* **Provided entries**

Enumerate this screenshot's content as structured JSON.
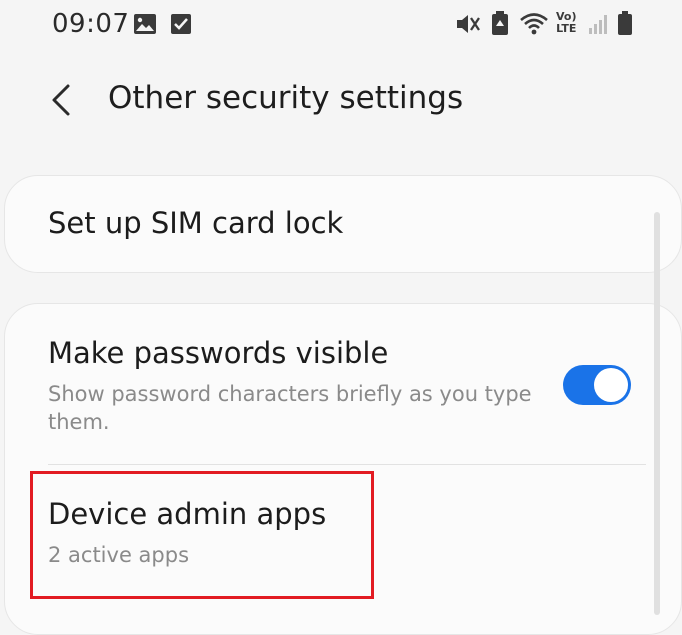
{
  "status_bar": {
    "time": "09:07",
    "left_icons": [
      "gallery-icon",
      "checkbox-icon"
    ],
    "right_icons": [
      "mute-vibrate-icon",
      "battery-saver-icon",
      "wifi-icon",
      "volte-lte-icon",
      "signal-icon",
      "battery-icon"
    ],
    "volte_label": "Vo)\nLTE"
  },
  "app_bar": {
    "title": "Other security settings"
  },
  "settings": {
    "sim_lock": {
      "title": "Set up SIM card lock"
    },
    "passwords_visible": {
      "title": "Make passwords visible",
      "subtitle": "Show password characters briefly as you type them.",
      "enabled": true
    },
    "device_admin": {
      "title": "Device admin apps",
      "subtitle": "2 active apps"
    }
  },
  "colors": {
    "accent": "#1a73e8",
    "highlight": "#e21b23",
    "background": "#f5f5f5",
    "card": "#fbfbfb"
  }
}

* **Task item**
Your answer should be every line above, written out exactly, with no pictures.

* **Answer section**
Enumerate this screenshot's content as structured JSON.
{
  "status_bar": {
    "time": "09:07",
    "left_icons": [
      "gallery-icon",
      "checkbox-icon"
    ],
    "right_icons": [
      "mute-vibrate-icon",
      "battery-saver-icon",
      "wifi-icon",
      "volte-lte-icon",
      "signal-icon",
      "battery-icon"
    ],
    "volte_label": "Vo)\nLTE"
  },
  "app_bar": {
    "title": "Other security settings"
  },
  "settings": {
    "sim_lock": {
      "title": "Set up SIM card lock"
    },
    "passwords_visible": {
      "title": "Make passwords visible",
      "subtitle": "Show password characters briefly as you type them.",
      "enabled": true
    },
    "device_admin": {
      "title": "Device admin apps",
      "subtitle": "2 active apps"
    }
  },
  "colors": {
    "accent": "#1a73e8",
    "highlight": "#e21b23",
    "background": "#f5f5f5",
    "card": "#fbfbfb"
  }
}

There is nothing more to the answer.